*TASK STATEMENT*. Produce an exact copy of the lines from the line containing "Transcribe this image's" through the last line of the listing below, both ends included, and nothing else.

*ENTRIES PROVIDED*.
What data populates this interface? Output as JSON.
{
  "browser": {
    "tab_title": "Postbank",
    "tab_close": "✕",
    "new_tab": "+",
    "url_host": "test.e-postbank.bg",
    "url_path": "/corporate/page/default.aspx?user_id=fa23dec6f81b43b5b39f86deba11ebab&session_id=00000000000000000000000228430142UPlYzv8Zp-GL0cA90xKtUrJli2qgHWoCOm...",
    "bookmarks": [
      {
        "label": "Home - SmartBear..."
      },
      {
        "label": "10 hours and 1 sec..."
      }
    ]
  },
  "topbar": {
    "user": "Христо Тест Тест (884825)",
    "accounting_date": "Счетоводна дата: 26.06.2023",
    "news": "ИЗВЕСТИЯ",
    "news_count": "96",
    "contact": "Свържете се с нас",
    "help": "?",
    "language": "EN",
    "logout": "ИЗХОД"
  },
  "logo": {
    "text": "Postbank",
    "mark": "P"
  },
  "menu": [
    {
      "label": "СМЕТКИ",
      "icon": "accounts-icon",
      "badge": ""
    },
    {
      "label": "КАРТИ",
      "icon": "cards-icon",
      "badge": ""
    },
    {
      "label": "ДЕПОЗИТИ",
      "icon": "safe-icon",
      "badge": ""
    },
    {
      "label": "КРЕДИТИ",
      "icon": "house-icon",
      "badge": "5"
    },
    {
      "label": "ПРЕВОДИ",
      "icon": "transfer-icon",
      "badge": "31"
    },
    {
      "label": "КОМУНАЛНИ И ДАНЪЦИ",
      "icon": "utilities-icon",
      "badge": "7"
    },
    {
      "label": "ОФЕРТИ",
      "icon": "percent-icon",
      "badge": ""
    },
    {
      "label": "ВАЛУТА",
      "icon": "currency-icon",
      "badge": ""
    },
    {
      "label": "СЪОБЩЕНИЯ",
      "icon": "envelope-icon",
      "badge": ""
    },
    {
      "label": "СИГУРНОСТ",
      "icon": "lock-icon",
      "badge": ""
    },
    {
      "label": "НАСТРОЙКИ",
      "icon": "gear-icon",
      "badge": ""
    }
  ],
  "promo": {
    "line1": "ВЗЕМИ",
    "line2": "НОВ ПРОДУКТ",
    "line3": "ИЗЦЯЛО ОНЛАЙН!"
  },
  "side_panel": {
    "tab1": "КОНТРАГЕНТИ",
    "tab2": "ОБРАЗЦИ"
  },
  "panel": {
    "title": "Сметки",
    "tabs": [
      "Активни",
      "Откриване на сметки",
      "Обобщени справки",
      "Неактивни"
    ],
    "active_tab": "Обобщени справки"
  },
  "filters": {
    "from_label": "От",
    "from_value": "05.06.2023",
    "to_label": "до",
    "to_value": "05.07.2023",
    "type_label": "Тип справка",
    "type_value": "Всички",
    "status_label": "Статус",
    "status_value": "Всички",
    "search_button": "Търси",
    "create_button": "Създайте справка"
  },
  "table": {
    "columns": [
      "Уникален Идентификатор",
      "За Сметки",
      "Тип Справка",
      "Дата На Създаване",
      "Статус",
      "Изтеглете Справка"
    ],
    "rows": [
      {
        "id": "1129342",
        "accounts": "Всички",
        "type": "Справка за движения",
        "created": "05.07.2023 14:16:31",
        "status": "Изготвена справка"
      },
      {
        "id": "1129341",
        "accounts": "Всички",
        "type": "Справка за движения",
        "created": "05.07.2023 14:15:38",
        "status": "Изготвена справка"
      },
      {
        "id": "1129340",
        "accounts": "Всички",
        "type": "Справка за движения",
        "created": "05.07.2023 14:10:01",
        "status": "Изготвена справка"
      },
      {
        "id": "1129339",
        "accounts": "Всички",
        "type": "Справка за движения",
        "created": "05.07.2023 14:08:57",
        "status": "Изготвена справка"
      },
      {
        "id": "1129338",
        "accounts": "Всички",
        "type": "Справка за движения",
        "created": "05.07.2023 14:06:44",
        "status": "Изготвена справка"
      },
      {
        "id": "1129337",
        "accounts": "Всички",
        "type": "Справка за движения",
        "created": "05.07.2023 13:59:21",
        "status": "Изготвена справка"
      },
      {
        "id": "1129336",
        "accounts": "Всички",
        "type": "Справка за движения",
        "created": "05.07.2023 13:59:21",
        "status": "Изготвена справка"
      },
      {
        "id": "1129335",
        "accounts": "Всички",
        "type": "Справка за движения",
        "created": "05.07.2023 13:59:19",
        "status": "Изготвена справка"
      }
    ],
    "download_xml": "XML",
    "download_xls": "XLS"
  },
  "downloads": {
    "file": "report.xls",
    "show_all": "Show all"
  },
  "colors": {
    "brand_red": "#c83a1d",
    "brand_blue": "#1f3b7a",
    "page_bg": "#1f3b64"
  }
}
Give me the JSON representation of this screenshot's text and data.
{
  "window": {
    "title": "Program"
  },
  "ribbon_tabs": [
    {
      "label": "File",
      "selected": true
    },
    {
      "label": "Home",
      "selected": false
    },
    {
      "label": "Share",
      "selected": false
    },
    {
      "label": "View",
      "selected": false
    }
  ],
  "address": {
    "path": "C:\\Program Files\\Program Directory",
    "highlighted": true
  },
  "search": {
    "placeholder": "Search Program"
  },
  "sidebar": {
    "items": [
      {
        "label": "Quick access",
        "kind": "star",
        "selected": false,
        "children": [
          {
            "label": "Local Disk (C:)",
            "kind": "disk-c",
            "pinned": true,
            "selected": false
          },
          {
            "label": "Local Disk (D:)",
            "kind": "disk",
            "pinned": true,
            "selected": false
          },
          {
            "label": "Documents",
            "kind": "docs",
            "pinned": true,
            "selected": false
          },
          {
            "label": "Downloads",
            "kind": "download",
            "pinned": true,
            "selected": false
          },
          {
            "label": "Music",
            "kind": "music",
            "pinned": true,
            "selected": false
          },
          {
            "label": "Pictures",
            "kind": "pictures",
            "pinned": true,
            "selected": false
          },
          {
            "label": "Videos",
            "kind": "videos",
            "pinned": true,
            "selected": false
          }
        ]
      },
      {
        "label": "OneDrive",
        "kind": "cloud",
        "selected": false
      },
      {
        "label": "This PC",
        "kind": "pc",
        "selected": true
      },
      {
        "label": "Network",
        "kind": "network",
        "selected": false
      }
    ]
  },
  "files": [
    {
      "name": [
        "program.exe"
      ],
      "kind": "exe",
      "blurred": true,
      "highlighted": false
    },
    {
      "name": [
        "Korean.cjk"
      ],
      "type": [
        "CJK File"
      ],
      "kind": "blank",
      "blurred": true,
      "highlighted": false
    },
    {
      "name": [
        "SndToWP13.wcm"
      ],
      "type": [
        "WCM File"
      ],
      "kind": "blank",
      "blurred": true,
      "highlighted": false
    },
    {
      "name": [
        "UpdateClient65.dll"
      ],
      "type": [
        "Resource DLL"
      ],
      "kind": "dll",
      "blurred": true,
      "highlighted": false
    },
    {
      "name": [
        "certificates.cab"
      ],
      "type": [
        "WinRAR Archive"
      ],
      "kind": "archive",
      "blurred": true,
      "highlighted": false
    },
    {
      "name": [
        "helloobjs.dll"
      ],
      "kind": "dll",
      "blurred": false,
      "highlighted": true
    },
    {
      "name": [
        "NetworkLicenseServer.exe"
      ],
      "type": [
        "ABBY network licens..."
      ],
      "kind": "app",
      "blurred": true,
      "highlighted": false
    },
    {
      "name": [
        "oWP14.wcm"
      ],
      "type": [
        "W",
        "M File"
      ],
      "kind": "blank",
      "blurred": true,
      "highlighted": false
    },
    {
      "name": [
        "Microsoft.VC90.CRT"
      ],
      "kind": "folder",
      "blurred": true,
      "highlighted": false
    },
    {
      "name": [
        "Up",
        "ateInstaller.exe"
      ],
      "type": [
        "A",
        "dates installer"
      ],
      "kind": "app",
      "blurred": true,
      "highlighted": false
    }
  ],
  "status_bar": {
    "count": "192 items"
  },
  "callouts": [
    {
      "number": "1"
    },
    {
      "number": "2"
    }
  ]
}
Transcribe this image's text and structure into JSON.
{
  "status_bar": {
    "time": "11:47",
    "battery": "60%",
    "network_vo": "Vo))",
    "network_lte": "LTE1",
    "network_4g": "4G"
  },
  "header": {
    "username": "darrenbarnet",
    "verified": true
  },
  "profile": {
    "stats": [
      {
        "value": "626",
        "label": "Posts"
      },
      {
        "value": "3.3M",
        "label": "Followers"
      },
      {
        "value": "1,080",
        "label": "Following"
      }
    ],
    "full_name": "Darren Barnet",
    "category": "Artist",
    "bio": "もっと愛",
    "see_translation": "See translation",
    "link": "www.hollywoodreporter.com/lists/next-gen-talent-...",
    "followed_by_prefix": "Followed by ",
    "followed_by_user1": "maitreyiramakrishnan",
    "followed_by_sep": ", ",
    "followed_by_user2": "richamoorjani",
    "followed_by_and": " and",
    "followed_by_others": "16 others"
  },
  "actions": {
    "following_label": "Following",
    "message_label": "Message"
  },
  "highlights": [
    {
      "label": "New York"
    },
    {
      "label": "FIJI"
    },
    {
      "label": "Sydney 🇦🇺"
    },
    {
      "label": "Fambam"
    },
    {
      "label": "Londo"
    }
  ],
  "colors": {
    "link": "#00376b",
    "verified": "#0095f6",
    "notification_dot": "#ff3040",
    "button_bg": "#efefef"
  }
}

*EXERCISE RESULT*.
Transcribe this image's text and structure into JSON.
{
  "status_bar": {
    "time": "11:47",
    "battery": "60%",
    "network_vo": "Vo))",
    "network_lte": "LTE1",
    "network_4g": "4G"
  },
  "header": {
    "username": "darrenbarnet",
    "verified": true
  },
  "profile": {
    "stats": [
      {
        "value": "626",
        "label": "Posts"
      },
      {
        "value": "3.3M",
        "label": "Followers"
      },
      {
        "value": "1,080",
        "label": "Following"
      }
    ],
    "full_name": "Darren Barnet",
    "category": "Artist",
    "bio": "もっと愛",
    "see_translation": "See translation",
    "link": "www.hollywoodreporter.com/lists/next-gen-talent-...",
    "followed_by_prefix": "Followed by ",
    "followed_by_user1": "maitreyiramakrishnan",
    "followed_by_sep": ", ",
    "followed_by_user2": "richamoorjani",
    "followed_by_and": " and",
    "followed_by_others": "16 others"
  },
  "actions": {
    "following_label": "Following",
    "message_label": "Message"
  },
  "highlights": [
    {
      "label": "New York"
    },
    {
      "label": "FIJI"
    },
    {
      "label": "Sydney 🇦🇺"
    },
    {
      "label": "Fambam"
    },
    {
      "label": "Londo"
    }
  ],
  "colors": {
    "link": "#00376b",
    "verified": "#0095f6",
    "notification_dot": "#ff3040",
    "button_bg": "#efefef"
  }
}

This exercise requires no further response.